31 October 2019
Beyond the International Committee of the Red Cross (ICRC), international humanitarian law (IHL) currently lacks mechanisms to ensure effectively its own compliance.
Such structural flaw has left victims of violations ‘in search of a forum’ and thus prompted a frequent recourse to the more-developed human rights machinery, even if the opportuneness of this tendency has long been – and remains – debated in both intergovernmental and scholarly forums.
‘Issues at stake include the fact that debates on IHL within human rights mechanisms have been criticized for being politicized and applying double standards; for misapplying and/or weakening IHL because of unrealistic requirements; for being unable to address non-State armed groups, which are bound by IHL; for antagonizing important stakeholders such as armed forces; or for weakening the human rights standards whose threshold is higher than that of IHL’ explains Professor Marco Sassòli, Director of the Geneva Academy.
Our new working paper Implementing International Humanitarian Law through Human Rights Mechanisms: Opportunity or Utopia? provides an overview of this trend, derives provisional lessons-learned on the opportuneness of human rights bodies dealing with IHL and examines issues that would deserve further academic and/or practical examination.
‘This paper does not pass any judgement on this trend – a trend so entrenched that would, in any case, prove hard to pause – but aims at contributing to its dispassionate assessment’ explains Emilie Max, former Researcher at the Geneva Academy and author of the paper.
After a reminder on mechanisms established by the Geneva Conventions of 1949 and their additional Protocols of 1977, the paper summarily frames the relationship between IHL and international human rights law and assess the competence and practice of political mechanisms emanating from the Charter of the United Nations, as well as of universal and regional treaty-based mechanisms.
Bringing academics and practitioners, the colloquium will notably discuss whether and how human rights mechanisms can contribute to the implementation of IHL without lowering the protection afforded by international human rights law or weakening the credibility of IHL. These are particularly relevant questions this year, the 70th anniversary of the Geneva Conventions.
At a roundtable organised by Chatham House and hosted by our Geneva Human Rights Platform, experts addressed the role of human rights in AI governance.
Students of our LLM in International Humanitarian Law (IHL) and Human Rights (LLM) and MAS in Transitional Justice, Human Rights and the Rule of Law (MTJ) spent a week in the Balkans – Belgrade, Sarajevo and Srebrenica – where they met experts and institutions who work in the fields of IHL, human rights and transitional justice.
This event marks the launch of our LLM alumna Ilia Siatitsa’s book ‘Serious violations of human rights, On the emergence of a new special regime’ published by Oxford University Press.
This online short course will provide participants with an introduction to substantive human rights law.
We are a partner of the Human Rights, Big Data and Technology Project, housed at the University of Essex’s Human Rights Centre, which aims to map and analyse the human rights challenges and opportunities presented by the use of big data and associated technologies.

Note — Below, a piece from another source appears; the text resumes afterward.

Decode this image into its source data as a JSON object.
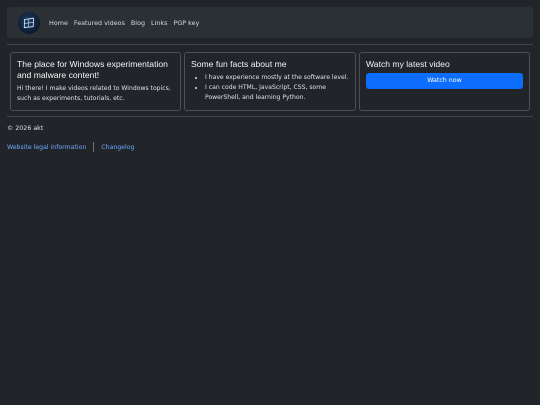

It notably examines whether fundamental human rights concepts and approaches need to be updated and adapted to meet the new realities of the digital age.
This project aims at staying abreast of the various military technology trends; promoting legal and policy debate on new military technologies; and furthering the understanding of the convergent effects of different technological trends shaping the digital battlefield of the future.